I saw Nothing Like The Sun by Brock Elwick and Tasmine Airey at the Bathway Theatre in Woolwich, a new play which takes its title from one of Shakespeare’s sonnets. It imagines a hidden cellar in which several of the Bard’s female characters languish; the only interruption to their monotony is when the writer removes one of them to the stage to re-enact their traumatic stories.

The women are naive, exuberant Juliet; dour, plain speaking ‘Mac’ (Lady Macbeth); aged but caring Rosaline; motherly Hermione; and determined writer Kat. The way they interact with each other allows us to explore their characters and the differences between them. Like any women, they bicker amongst themselves, but they also offer each other support.

The play is provocative and thought-provoking, and it’s well worth seeing whether you’re a Shakespeare fan or not.

The Lower Depths

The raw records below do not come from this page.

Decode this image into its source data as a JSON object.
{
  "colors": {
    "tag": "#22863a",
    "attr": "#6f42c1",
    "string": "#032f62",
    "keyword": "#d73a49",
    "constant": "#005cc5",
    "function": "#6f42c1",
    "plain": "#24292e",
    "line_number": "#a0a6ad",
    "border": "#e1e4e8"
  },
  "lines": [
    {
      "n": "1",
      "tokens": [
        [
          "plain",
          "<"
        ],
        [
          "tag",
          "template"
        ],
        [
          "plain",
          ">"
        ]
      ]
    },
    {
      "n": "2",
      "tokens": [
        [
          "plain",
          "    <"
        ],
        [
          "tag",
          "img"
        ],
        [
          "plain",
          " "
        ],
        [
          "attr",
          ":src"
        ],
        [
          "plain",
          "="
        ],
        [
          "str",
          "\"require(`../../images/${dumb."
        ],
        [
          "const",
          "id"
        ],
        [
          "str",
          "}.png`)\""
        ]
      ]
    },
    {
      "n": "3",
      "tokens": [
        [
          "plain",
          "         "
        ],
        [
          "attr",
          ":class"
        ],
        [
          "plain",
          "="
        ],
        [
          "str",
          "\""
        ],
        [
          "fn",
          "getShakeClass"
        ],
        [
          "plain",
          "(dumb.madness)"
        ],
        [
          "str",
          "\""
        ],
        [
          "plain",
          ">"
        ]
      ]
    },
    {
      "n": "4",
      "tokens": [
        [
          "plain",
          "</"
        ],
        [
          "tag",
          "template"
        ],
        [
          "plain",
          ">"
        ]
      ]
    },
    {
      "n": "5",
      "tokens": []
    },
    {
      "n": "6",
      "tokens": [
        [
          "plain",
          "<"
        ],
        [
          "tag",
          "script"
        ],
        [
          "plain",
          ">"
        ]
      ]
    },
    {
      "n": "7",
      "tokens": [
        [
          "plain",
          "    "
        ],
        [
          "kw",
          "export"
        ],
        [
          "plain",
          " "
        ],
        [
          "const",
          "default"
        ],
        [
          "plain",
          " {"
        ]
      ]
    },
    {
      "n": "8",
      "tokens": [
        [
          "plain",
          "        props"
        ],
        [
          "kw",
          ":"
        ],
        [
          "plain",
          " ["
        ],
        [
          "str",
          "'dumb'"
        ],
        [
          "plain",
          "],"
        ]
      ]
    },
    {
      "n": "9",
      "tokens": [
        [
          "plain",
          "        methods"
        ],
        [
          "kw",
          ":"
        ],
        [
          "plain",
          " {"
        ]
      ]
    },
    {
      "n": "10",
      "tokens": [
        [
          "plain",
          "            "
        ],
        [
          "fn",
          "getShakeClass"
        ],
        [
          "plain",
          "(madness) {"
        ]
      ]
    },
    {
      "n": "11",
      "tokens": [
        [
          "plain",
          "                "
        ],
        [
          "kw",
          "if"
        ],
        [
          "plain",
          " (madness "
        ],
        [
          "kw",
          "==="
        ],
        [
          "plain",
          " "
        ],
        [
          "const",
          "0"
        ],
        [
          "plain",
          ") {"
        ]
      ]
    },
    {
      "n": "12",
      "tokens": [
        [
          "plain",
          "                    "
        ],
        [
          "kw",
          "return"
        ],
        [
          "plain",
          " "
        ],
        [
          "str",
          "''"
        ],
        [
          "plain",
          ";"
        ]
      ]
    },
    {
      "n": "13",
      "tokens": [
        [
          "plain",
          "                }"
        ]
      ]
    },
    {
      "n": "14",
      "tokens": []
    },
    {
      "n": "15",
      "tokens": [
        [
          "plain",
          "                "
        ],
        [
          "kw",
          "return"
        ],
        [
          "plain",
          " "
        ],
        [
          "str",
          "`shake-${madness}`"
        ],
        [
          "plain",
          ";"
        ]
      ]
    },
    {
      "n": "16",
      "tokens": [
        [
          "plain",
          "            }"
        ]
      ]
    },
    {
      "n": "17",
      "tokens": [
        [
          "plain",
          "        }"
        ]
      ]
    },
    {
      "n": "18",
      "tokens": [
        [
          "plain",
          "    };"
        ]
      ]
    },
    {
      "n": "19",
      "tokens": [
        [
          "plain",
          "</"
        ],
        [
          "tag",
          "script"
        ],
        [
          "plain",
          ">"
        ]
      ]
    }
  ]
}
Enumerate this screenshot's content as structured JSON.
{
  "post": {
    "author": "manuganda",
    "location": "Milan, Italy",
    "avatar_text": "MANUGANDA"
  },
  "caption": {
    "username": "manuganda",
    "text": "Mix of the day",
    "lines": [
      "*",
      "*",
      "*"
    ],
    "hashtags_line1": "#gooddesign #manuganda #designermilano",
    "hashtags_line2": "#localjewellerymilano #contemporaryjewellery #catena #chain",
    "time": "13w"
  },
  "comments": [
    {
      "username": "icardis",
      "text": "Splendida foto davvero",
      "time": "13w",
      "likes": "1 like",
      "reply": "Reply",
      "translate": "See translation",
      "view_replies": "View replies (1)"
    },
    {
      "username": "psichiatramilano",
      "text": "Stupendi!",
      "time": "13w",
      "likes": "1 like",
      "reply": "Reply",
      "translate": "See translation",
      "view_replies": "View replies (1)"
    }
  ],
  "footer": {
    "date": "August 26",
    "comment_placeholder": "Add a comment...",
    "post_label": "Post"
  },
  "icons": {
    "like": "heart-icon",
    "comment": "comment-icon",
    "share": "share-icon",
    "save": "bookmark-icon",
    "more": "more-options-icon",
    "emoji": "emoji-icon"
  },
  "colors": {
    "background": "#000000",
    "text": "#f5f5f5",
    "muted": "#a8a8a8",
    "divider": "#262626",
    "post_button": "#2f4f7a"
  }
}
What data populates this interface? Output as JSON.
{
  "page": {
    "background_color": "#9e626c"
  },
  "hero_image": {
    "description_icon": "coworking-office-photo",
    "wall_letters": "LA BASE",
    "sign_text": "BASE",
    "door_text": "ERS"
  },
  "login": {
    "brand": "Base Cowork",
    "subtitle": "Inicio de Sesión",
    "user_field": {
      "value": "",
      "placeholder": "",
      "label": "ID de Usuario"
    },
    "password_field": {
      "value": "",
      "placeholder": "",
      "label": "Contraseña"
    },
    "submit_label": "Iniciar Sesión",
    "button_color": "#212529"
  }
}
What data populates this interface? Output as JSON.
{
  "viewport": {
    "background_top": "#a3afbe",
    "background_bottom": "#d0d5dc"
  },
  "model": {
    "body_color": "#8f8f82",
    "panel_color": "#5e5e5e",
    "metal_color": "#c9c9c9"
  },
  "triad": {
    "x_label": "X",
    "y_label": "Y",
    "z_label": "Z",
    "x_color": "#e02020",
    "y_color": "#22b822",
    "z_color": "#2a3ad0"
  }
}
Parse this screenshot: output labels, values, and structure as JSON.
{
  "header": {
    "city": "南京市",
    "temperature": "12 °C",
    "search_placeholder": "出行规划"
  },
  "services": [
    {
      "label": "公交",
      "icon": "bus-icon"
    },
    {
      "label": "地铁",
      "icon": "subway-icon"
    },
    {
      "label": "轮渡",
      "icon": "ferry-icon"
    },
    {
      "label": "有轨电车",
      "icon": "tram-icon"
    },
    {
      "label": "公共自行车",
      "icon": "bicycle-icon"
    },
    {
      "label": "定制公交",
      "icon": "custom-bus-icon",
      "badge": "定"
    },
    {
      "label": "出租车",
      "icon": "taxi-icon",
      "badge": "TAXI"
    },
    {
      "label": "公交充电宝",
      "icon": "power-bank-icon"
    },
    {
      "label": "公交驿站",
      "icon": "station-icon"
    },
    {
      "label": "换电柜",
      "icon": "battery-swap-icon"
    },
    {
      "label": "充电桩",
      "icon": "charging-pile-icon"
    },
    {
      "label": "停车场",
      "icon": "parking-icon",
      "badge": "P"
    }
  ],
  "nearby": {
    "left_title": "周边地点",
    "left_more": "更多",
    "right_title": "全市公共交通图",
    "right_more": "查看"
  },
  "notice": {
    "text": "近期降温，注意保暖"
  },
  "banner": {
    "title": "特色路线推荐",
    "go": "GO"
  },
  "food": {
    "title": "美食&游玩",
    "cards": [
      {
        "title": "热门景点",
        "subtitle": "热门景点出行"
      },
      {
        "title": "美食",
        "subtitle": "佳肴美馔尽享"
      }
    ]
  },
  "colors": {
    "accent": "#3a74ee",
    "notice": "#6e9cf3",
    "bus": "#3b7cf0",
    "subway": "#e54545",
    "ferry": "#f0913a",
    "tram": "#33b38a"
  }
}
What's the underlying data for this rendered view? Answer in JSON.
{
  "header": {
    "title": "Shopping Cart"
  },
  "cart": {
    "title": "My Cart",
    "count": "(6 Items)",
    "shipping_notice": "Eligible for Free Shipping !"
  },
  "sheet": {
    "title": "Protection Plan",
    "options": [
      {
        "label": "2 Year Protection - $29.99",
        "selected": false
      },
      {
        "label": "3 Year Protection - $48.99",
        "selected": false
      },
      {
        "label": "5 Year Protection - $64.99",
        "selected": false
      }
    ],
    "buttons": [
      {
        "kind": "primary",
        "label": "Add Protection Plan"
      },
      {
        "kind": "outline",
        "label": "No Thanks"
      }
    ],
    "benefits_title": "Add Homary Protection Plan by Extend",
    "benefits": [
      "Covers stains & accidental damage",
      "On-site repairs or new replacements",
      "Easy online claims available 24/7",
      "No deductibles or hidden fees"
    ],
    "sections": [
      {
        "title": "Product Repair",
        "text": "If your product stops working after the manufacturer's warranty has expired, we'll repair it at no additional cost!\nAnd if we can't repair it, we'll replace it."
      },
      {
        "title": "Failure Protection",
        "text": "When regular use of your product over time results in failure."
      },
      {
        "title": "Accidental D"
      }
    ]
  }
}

The Arcola Theatre in Dalston recently announced their Revolution season, to mark the Russian Revolution of 1917. It kicks off with The Lower Depths, a 1901-02 play by Maxim Gorky that explores the lives of a group of down-and-outs. Translated by Jeremy Brooks and Kitty Hunter-Blair, the play is directed by Helena Kaut-Howson, whose version of Chekhov’s Platonov, Sons Without Fathers, I enjoyed at this venue a few years ago.

In a dingy basement, a former aristocrat, a poet, a sick woman and assorted other beggars live together, paying rent to a ruthless landlord. The play follows the group over the course of a few days. Gradually the focus settles on certain members of the group: newcomer Luka, a kind, selfless otherworldly man like something out of Dostoyevsky, and the sister of the landlord’s wife, who has fallen in love with one of the residents but risks provoking her sister’s ire.

Yes, the play is a bit long and unrelenting but the misery of the characters is profoundly documented without sentimentality. There isn’t a single weak link in the large cast, and the set makes the most of the unusual Arcola space.

If you’re at all fascinated by Russian history and the origins of theatre, this play is definitely worth seeing.